IAP 4 exercise 4.5 words and images

When a man is stressed he will withdraw into the cave of his mind and focus on solving a problem. […] If he cannot find a solution to his problem, then he remains stuck in the cave. To get unstuck he is drawn to solving little problems, like reading the news, watching TV, driving his car, doing physical exercise, watching a football game, playing basketball and so forth. Any challenging activity that initially requires only 5 per cent of his mind can assist him in forgetting his problem and becoming unstuck. Then the next day he can redirect his focus to his problem with greater success.

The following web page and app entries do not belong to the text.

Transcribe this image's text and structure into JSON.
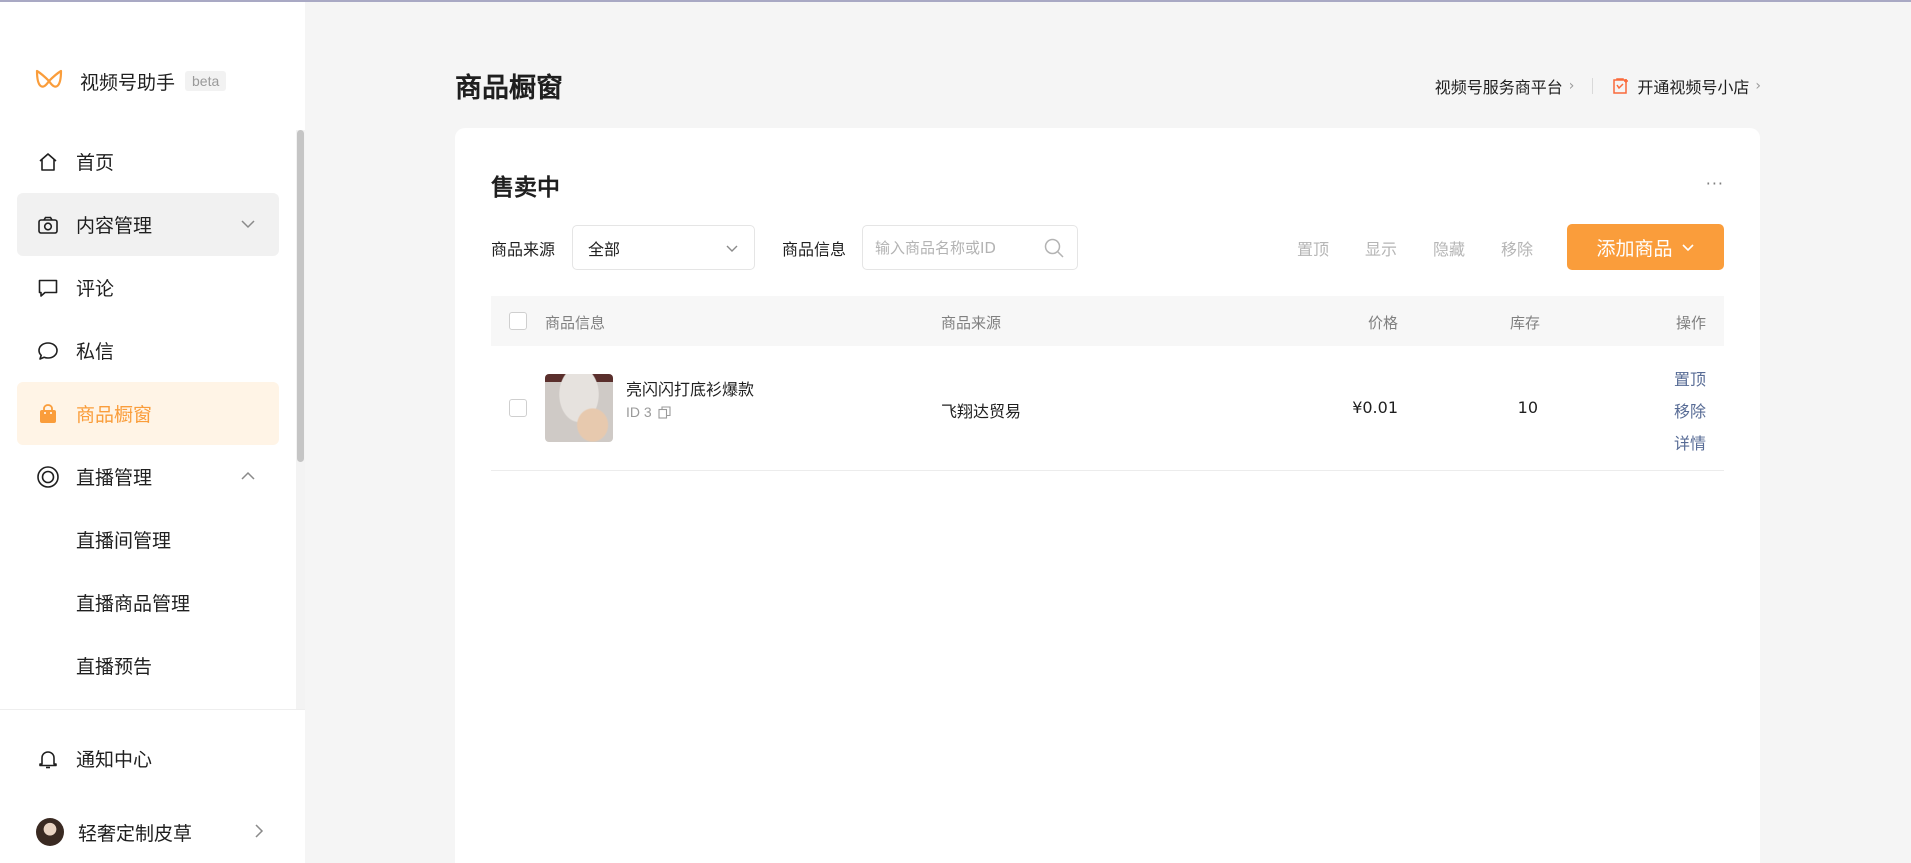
{
  "app": {
    "name": "视频号助手",
    "badge": "beta"
  },
  "sidebar": {
    "items": [
      {
        "label": "首页",
        "icon": "home-icon"
      },
      {
        "label": "内容管理",
        "icon": "camera-icon",
        "arrow": "chevron-down-icon"
      },
      {
        "label": "评论",
        "icon": "comment-icon"
      },
      {
        "label": "私信",
        "icon": "chat-bubble-icon"
      },
      {
        "label": "商品橱窗",
        "icon": "shopping-bag-icon",
        "active": true
      },
      {
        "label": "直播管理",
        "icon": "live-icon",
        "arrow": "chevron-up-icon"
      }
    ],
    "subitems": [
      {
        "label": "直播间管理"
      },
      {
        "label": "直播商品管理"
      },
      {
        "label": "直播预告"
      }
    ],
    "notifications_label": "通知中心",
    "user_name": "轻奢定制皮草"
  },
  "header": {
    "title": "商品橱窗",
    "link_service": "视频号服务商平台",
    "link_shop": "开通视频号小店"
  },
  "card": {
    "title": "售卖中",
    "more": "···",
    "filters": {
      "source_label": "商品来源",
      "source_value": "全部",
      "info_label": "商品信息",
      "search_placeholder": "输入商品名称或ID"
    },
    "bulk_actions": {
      "pin": "置顶",
      "show": "显示",
      "hide": "隐藏",
      "remove": "移除"
    },
    "add_button": "添加商品"
  },
  "table": {
    "columns": {
      "info": "商品信息",
      "source": "商品来源",
      "price": "价格",
      "stock": "库存",
      "actions": "操作"
    },
    "rows": [
      {
        "name": "亮闪闪打底衫爆款",
        "id": "ID 3",
        "source": "飞翔达贸易",
        "price": "¥0.01",
        "stock": "10",
        "actions": {
          "pin": "置顶",
          "remove": "移除",
          "detail": "详情"
        }
      }
    ]
  },
  "colors": {
    "accent": "#fa9d3b",
    "active_bg": "#fff4e6",
    "link": "#576b95",
    "page_bg": "#f5f5f5"
  }
}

When a man goes into his cave he is generally wounded or stressed and is trying to solve his problem alone.

The biggest challenge for women is correctly to interpret and support a man when he isn’t talking.

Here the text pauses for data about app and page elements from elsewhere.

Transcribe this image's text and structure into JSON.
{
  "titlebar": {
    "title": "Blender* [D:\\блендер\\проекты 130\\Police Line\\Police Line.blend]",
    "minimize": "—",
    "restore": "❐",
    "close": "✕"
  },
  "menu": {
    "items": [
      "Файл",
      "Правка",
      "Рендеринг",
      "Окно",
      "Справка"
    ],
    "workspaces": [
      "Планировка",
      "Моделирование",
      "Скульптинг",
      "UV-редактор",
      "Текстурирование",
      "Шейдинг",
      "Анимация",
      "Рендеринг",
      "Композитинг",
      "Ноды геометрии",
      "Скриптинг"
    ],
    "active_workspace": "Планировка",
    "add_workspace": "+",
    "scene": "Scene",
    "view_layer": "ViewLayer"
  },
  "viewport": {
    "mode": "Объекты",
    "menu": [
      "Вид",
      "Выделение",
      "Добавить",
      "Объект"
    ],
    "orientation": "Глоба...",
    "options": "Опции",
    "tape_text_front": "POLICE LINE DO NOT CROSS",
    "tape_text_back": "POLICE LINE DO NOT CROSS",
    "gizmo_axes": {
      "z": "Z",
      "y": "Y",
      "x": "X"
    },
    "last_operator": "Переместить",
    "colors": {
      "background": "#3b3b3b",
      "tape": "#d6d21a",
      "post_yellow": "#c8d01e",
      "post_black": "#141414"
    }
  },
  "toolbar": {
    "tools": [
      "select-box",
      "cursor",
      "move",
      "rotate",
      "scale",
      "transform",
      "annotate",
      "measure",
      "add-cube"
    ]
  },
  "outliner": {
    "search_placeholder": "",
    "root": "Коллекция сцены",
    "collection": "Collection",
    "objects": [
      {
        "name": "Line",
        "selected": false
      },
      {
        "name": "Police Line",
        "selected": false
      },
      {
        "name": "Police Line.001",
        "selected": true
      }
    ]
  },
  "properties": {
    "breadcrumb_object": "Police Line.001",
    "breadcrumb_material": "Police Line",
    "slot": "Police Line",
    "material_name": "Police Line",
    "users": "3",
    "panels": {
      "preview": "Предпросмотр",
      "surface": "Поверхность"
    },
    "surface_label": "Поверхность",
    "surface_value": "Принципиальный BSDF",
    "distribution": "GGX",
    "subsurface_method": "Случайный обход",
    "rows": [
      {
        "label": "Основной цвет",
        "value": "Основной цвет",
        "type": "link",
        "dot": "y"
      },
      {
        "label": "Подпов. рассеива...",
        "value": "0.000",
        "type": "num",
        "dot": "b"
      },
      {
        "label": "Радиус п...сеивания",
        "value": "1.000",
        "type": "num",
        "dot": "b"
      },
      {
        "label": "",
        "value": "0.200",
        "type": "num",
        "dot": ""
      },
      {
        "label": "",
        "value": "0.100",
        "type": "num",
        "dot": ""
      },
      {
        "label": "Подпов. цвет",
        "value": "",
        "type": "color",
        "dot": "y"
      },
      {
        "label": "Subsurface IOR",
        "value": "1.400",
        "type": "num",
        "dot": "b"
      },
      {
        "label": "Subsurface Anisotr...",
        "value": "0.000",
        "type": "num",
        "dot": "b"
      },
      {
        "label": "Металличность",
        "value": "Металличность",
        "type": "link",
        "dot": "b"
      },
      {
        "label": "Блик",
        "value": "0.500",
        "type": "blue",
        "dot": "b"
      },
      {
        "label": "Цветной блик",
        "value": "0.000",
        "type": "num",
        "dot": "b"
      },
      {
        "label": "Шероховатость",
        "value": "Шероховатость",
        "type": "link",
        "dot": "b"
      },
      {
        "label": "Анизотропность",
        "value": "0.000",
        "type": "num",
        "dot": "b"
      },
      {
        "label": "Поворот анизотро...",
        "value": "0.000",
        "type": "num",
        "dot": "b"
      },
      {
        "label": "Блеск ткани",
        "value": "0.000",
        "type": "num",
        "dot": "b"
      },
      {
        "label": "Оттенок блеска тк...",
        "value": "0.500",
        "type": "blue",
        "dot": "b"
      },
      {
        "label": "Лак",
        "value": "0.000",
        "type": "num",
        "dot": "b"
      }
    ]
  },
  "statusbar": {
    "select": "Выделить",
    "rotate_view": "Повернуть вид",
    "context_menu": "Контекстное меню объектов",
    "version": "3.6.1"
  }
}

Men generally have little awareness of how distant they become when they are in the cave.

The number one complaint women have in relationships is, “I don’t feel heard.”

A man’s deepest fear is that he is not good enough or that he is incompetent.

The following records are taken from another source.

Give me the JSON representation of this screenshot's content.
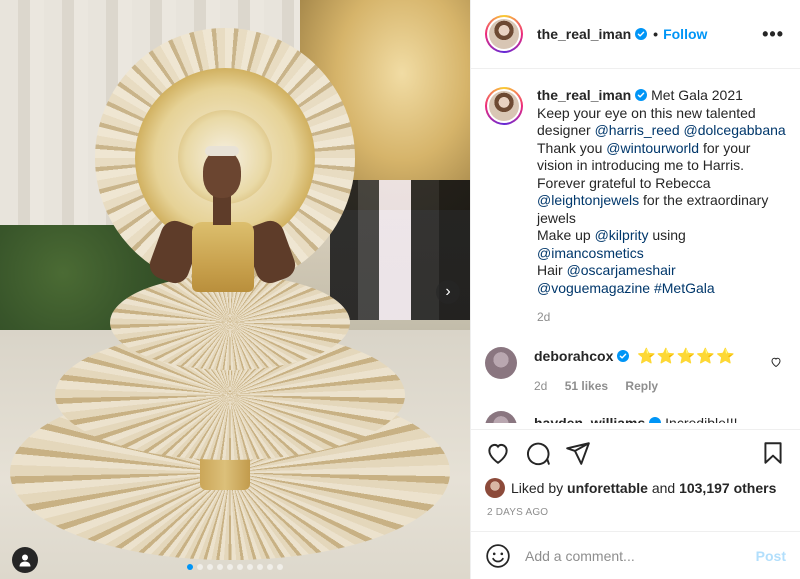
{
  "post": {
    "author": "the_real_iman",
    "follow_label": "Follow",
    "more_label": "•••",
    "separator": "•",
    "photo": {
      "next_arrow": "›",
      "carousel_dots": 10,
      "active_dot": 0
    }
  },
  "caption": {
    "username": "the_real_iman",
    "segments": [
      {
        "type": "text",
        "value": "Met Gala 2021"
      },
      {
        "type": "br"
      },
      {
        "type": "text",
        "value": "Keep your eye on this new talented designer "
      },
      {
        "type": "mention",
        "value": "@harris_reed"
      },
      {
        "type": "text",
        "value": " "
      },
      {
        "type": "mention",
        "value": "@dolcegabbana"
      },
      {
        "type": "br"
      },
      {
        "type": "text",
        "value": "Thank you "
      },
      {
        "type": "mention",
        "value": "@wintourworld"
      },
      {
        "type": "text",
        "value": " for your vision in introducing me to Harris. Forever grateful to Rebecca "
      },
      {
        "type": "mention",
        "value": "@leightonjewels"
      },
      {
        "type": "text",
        "value": " for the extraordinary jewels"
      },
      {
        "type": "br"
      },
      {
        "type": "text",
        "value": "Make up "
      },
      {
        "type": "mention",
        "value": "@kilprity"
      },
      {
        "type": "text",
        "value": " using "
      },
      {
        "type": "mention",
        "value": "@imancosmetics"
      },
      {
        "type": "br"
      },
      {
        "type": "text",
        "value": "Hair "
      },
      {
        "type": "mention",
        "value": "@oscarjameshair"
      },
      {
        "type": "br"
      },
      {
        "type": "mention",
        "value": "@voguemagazine"
      },
      {
        "type": "text",
        "value": " "
      },
      {
        "type": "mention",
        "value": "#MetGala"
      }
    ],
    "age": "2d"
  },
  "comments": [
    {
      "username": "deborahcox",
      "text": "⭐⭐⭐⭐⭐",
      "age": "2d",
      "likes": "51 likes",
      "reply_label": "Reply"
    },
    {
      "username": "hayden_williams",
      "text": "Incredible!!!"
    }
  ],
  "likes": {
    "prefix": "Liked by",
    "first_user": "unforettable",
    "conjunction": "and",
    "others": "103,197 others"
  },
  "timestamp": "2 DAYS AGO",
  "add_comment": {
    "placeholder": "Add a comment...",
    "post_label": "Post"
  },
  "colors": {
    "accent": "#0095f6",
    "mention": "#00376b",
    "muted": "#8e8e8e",
    "post_disabled": "#b2dffc"
  }
}
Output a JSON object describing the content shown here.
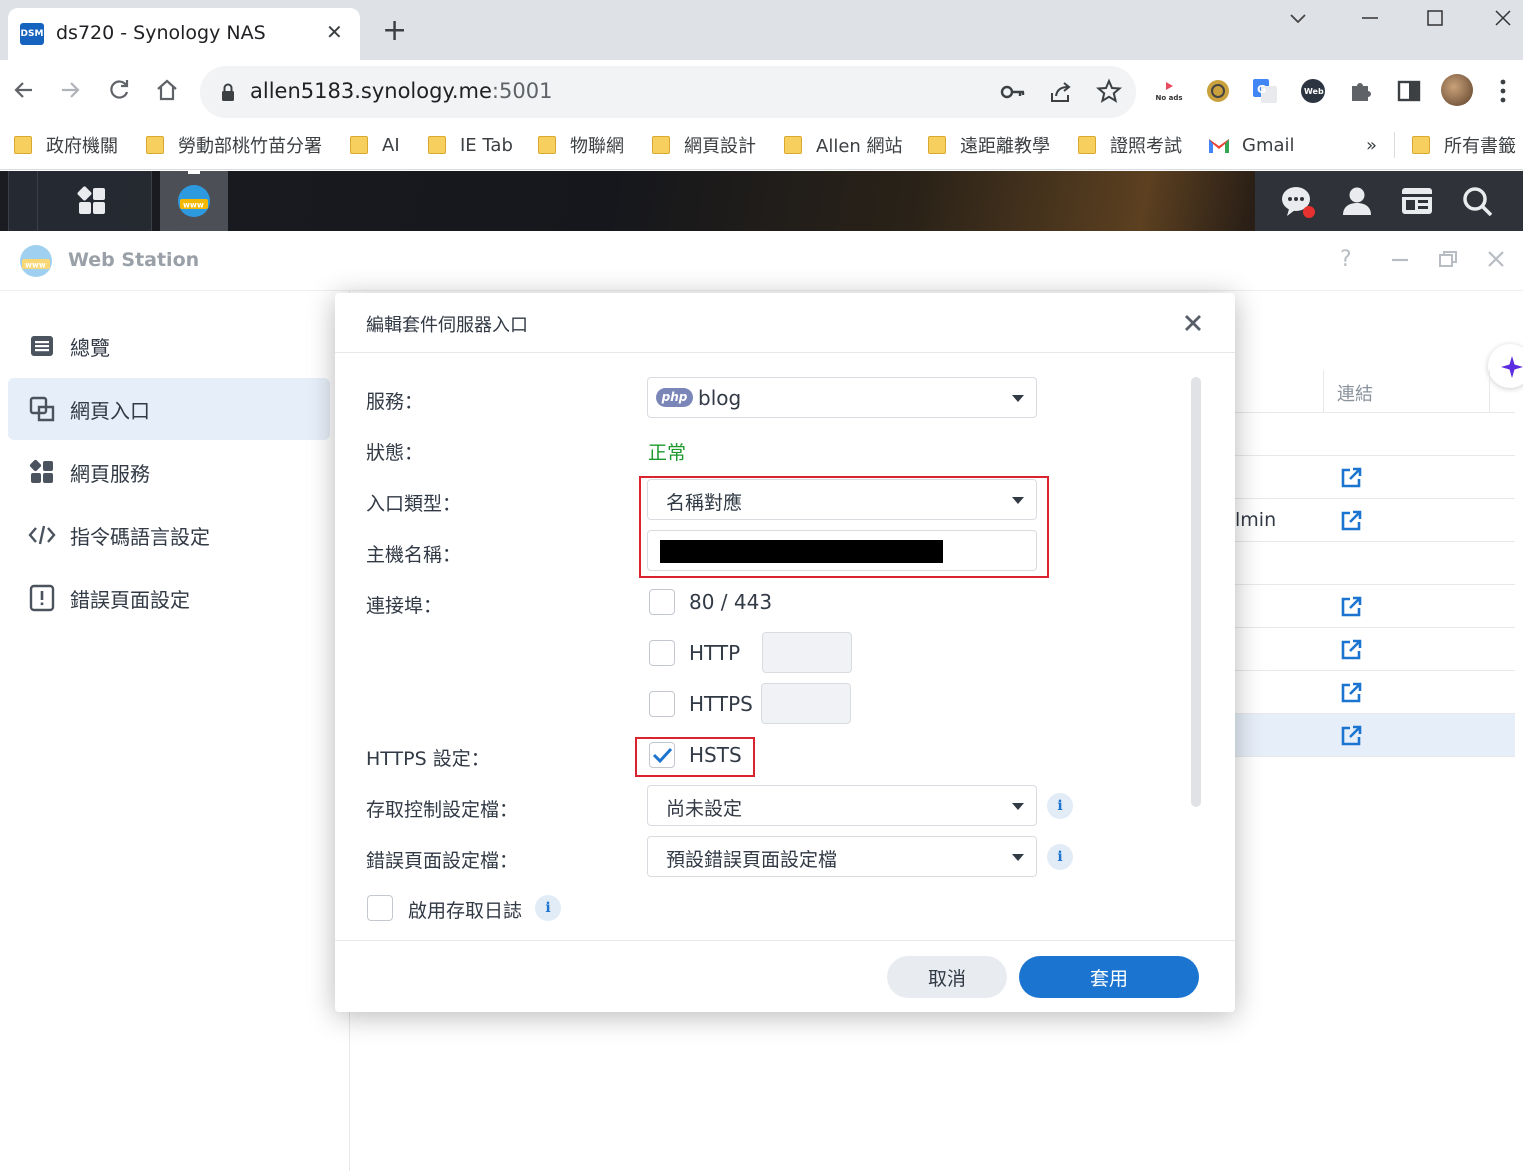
{
  "browser": {
    "tab_title": "ds720 - Synology NAS",
    "tab_favicon_text": "DSM",
    "url_host": "allen5183.synology.me",
    "url_port": ":5001",
    "no_ads_label": "No ads",
    "bookmarks": [
      "政府機關",
      "勞動部桃竹苗分署",
      "AI",
      "IE Tab",
      "物聯網",
      "網頁設計",
      "Allen 網站",
      "遠距離教學",
      "證照考試",
      "Gmail"
    ],
    "bookmarks_more": "»",
    "all_bookmarks": "所有書籤"
  },
  "window": {
    "title": "Web Station"
  },
  "sidebar": {
    "items": [
      {
        "label": "總覽",
        "icon": "overview-icon"
      },
      {
        "label": "網頁入口",
        "icon": "web-portal-icon"
      },
      {
        "label": "網頁服務",
        "icon": "web-service-icon"
      },
      {
        "label": "指令碼語言設定",
        "icon": "code-icon"
      },
      {
        "label": "錯誤頁面設定",
        "icon": "error-page-icon"
      }
    ],
    "active_index": 1
  },
  "background_table": {
    "column_header": "連結",
    "partial_cell": "lmin"
  },
  "dialog": {
    "title": "編輯套件伺服器入口",
    "service_label": "服務：",
    "service_value": "blog",
    "service_badge": "php",
    "status_label": "狀態：",
    "status_value": "正常",
    "portal_type_label": "入口類型：",
    "portal_type_value": "名稱對應",
    "hostname_label": "主機名稱：",
    "port_label": "連接埠：",
    "port_80_443": "80 / 443",
    "port_http": "HTTP",
    "port_https": "HTTPS",
    "https_settings_label": "HTTPS 設定：",
    "hsts_label": "HSTS",
    "hsts_checked": true,
    "access_control_label": "存取控制設定檔：",
    "access_control_value": "尚未設定",
    "error_page_label": "錯誤頁面設定檔：",
    "error_page_value": "預設錯誤頁面設定檔",
    "enable_log_label": "啟用存取日誌",
    "cancel_label": "取消",
    "apply_label": "套用",
    "info_glyph": "i"
  },
  "colors": {
    "accent": "#1b75d0",
    "status_ok": "#1e9a2c",
    "highlight_red": "#d9232e"
  }
}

It is difficult for a man to listen to a woman when she is unhappy or disappointed, because he feels like a failure.

When women talk about problems, men usually resist. A man assumes she is talking with him about her problems because she is holding him responsible. The more problems, the more he feels blamed. He does not realise that she is talking to feel better. A man doesn’t know that she will appreciate it if he just listens.

Words from Gray, J. (1992) Men Are From Mars, Women Are From Venus. New York: HarperCollins.

I have enjoyed this exercise more than the others in this section, and also found it the most useful. It showed me how I can point the viewer towards a reading of an image that might otherwise not be considered up by them – a way of saying, this is what I see when I look at this photograph. This seems to be both a closing down and an opening up of meaning, but ultimately I think it’s an opening up because the viewer is free to (and inevitably will) make their own interpretation of both the image, the accompanying text and the relationship between the two.